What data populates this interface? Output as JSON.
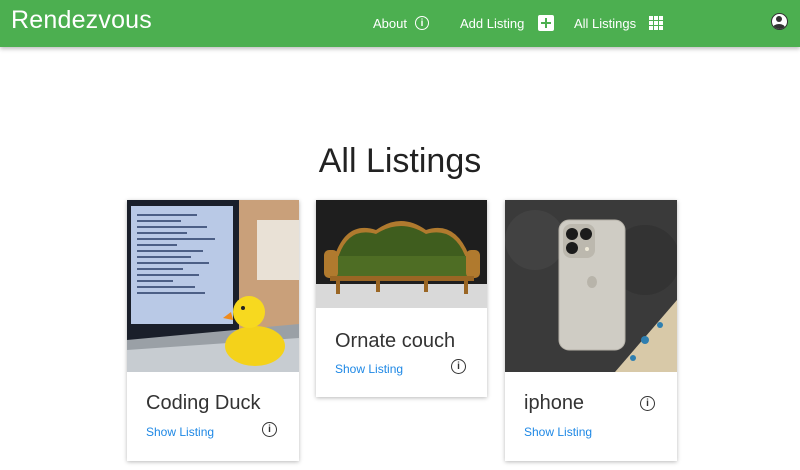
{
  "app": {
    "brand": "Rendezvous"
  },
  "nav": {
    "about_label": "About",
    "add_listing_label": "Add Listing",
    "all_listings_label": "All Listings",
    "info_glyph": "i"
  },
  "page": {
    "title": "All Listings"
  },
  "listings": [
    {
      "name": "Coding Duck",
      "link_label": "Show Listing",
      "image": "laptop-with-rubber-duck"
    },
    {
      "name": "Ornate couch",
      "link_label": "Show Listing",
      "image": "green-ornate-sofa"
    },
    {
      "name": "iphone",
      "link_label": "Show Listing",
      "image": "silver-iphone-on-dark-surface"
    }
  ],
  "colors": {
    "accent": "#4caf50",
    "link": "#1e88e5"
  }
}
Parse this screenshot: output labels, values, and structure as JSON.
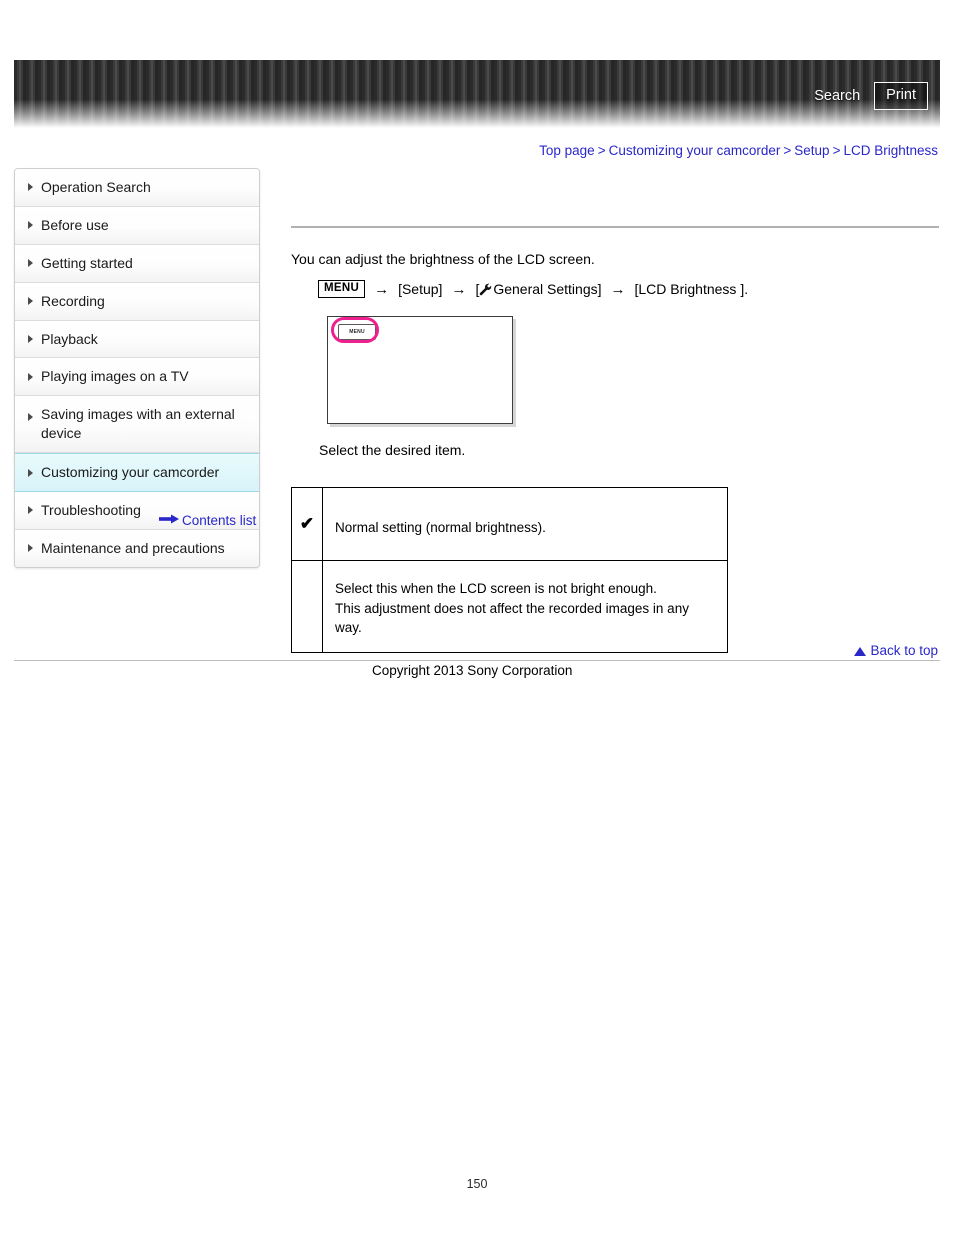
{
  "header": {
    "search_label": "Search",
    "print_label": "Print"
  },
  "breadcrumb": {
    "items": [
      {
        "label": "Top page"
      },
      {
        "label": "Customizing your camcorder"
      },
      {
        "label": "Setup"
      },
      {
        "label": "LCD Brightness"
      }
    ],
    "separator": ">"
  },
  "sidebar": {
    "items": [
      {
        "label": "Operation Search",
        "active": false
      },
      {
        "label": "Before use",
        "active": false
      },
      {
        "label": "Getting started",
        "active": false
      },
      {
        "label": "Recording",
        "active": false
      },
      {
        "label": "Playback",
        "active": false
      },
      {
        "label": "Playing images on a TV",
        "active": false
      },
      {
        "label": "Saving images with an external device",
        "active": false
      },
      {
        "label": "Customizing your camcorder",
        "active": true
      },
      {
        "label": "Troubleshooting",
        "active": false
      },
      {
        "label": "Maintenance and precautions",
        "active": false
      }
    ],
    "contents_list_label": "Contents list"
  },
  "main": {
    "intro": "You can adjust the brightness of the LCD screen.",
    "path": {
      "menu_chip": "MENU",
      "arrow": "→",
      "step_setup": "[Setup]",
      "step_general_open": "[",
      "step_general": "General Settings]",
      "step_lcd": "[LCD Brightness ]."
    },
    "figure": {
      "menu_button_label": "MENU"
    },
    "select_instruction": "Select the desired item.",
    "table": {
      "rows": [
        {
          "check": "✔",
          "description": "Normal setting (normal brightness)."
        },
        {
          "check": "",
          "description": "Select this when the LCD screen is not bright enough.\nThis adjustment does not affect the recorded images in any way."
        }
      ]
    }
  },
  "footer": {
    "back_to_top_label": "Back to top",
    "copyright": "Copyright 2013 Sony Corporation",
    "page_number": "150"
  },
  "colors": {
    "link": "#2a27c8",
    "highlight_pink": "#ee1f8e",
    "sidebar_active": "#d8f3f9",
    "header_dark": "#2b2b2b"
  }
}
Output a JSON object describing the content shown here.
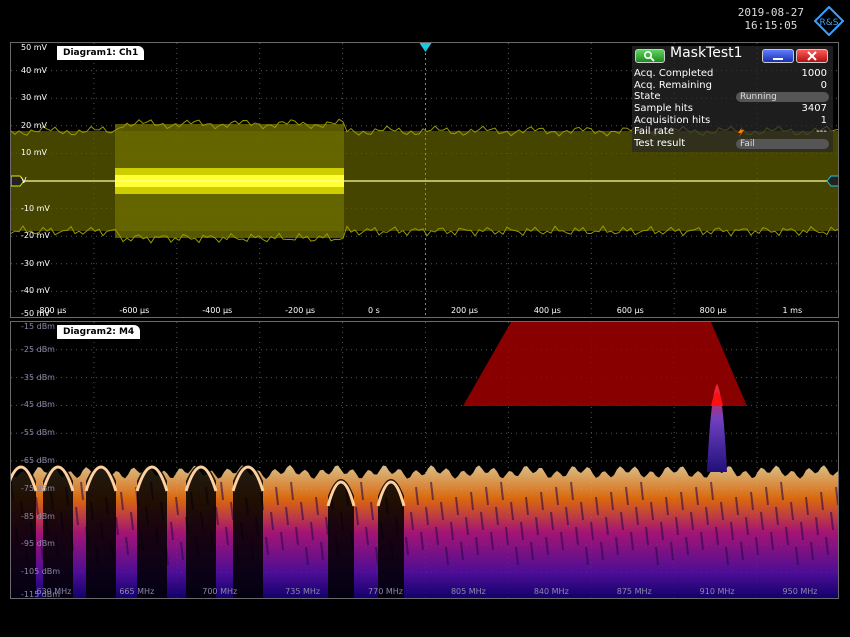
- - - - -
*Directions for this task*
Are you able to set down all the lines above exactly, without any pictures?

*Task response*
What data populates this interface? Output as JSON.
{
  "app": {
    "brand": "Rendezvous"
  },
  "nav": {
    "about_label": "About",
    "add_listing_label": "Add Listing",
    "all_listings_label": "All Listings",
    "info_glyph": "i"
  },
  "page": {
    "title": "All Listings"
  },
  "listings": [
    {
      "name": "Coding Duck",
      "link_label": "Show Listing",
      "image": "laptop-with-rubber-duck"
    },
    {
      "name": "Ornate couch",
      "link_label": "Show Listing",
      "image": "green-ornate-sofa"
    },
    {
      "name": "iphone",
      "link_label": "Show Listing",
      "image": "silver-iphone-on-dark-surface"
    }
  ],
  "colors": {
    "accent": "#4caf50",
    "link": "#1e88e5"
  }
}
Parse this screenshot: output labels, values, and structure as JSON.
{
  "header": {
    "search_label": "Search",
    "print_label": "Print"
  },
  "breadcrumb": {
    "items": [
      {
        "label": "Top page"
      },
      {
        "label": "Customizing your camcorder"
      },
      {
        "label": "Setup"
      },
      {
        "label": "LCD Brightness"
      }
    ],
    "separator": ">"
  },
  "sidebar": {
    "items": [
      {
        "label": "Operation Search",
        "active": false
      },
      {
        "label": "Before use",
        "active": false
      },
      {
        "label": "Getting started",
        "active": false
      },
      {
        "label": "Recording",
        "active": false
      },
      {
        "label": "Playback",
        "active": false
      },
      {
        "label": "Playing images on a TV",
        "active": false
      },
      {
        "label": "Saving images with an external device",
        "active": false
      },
      {
        "label": "Customizing your camcorder",
        "active": true
      },
      {
        "label": "Troubleshooting",
        "active": false
      },
      {
        "label": "Maintenance and precautions",
        "active": false
      }
    ],
    "contents_list_label": "Contents list"
  },
  "main": {
    "intro": "You can adjust the brightness of the LCD screen.",
    "path": {
      "menu_chip": "MENU",
      "arrow": "→",
      "step_setup": "[Setup]",
      "step_general_open": "[",
      "step_general": "General Settings]",
      "step_lcd": "[LCD Brightness ]."
    },
    "figure": {
      "menu_button_label": "MENU"
    },
    "select_instruction": "Select the desired item.",
    "table": {
      "rows": [
        {
          "check": "✔",
          "description": "Normal setting (normal brightness)."
        },
        {
          "check": "",
          "description": "Select this when the LCD screen is not bright enough.\nThis adjustment does not affect the recorded images in any way."
        }
      ]
    }
  },
  "footer": {
    "back_to_top_label": "Back to top",
    "copyright": "Copyright 2013 Sony Corporation",
    "page_number": "150"
  },
  "colors": {
    "link": "#2a27c8",
    "highlight_pink": "#ee1f8e",
    "sidebar_active": "#d8f3f9",
    "header_dark": "#2b2b2b"
  }
}
Output a JSON object describing the content shown here.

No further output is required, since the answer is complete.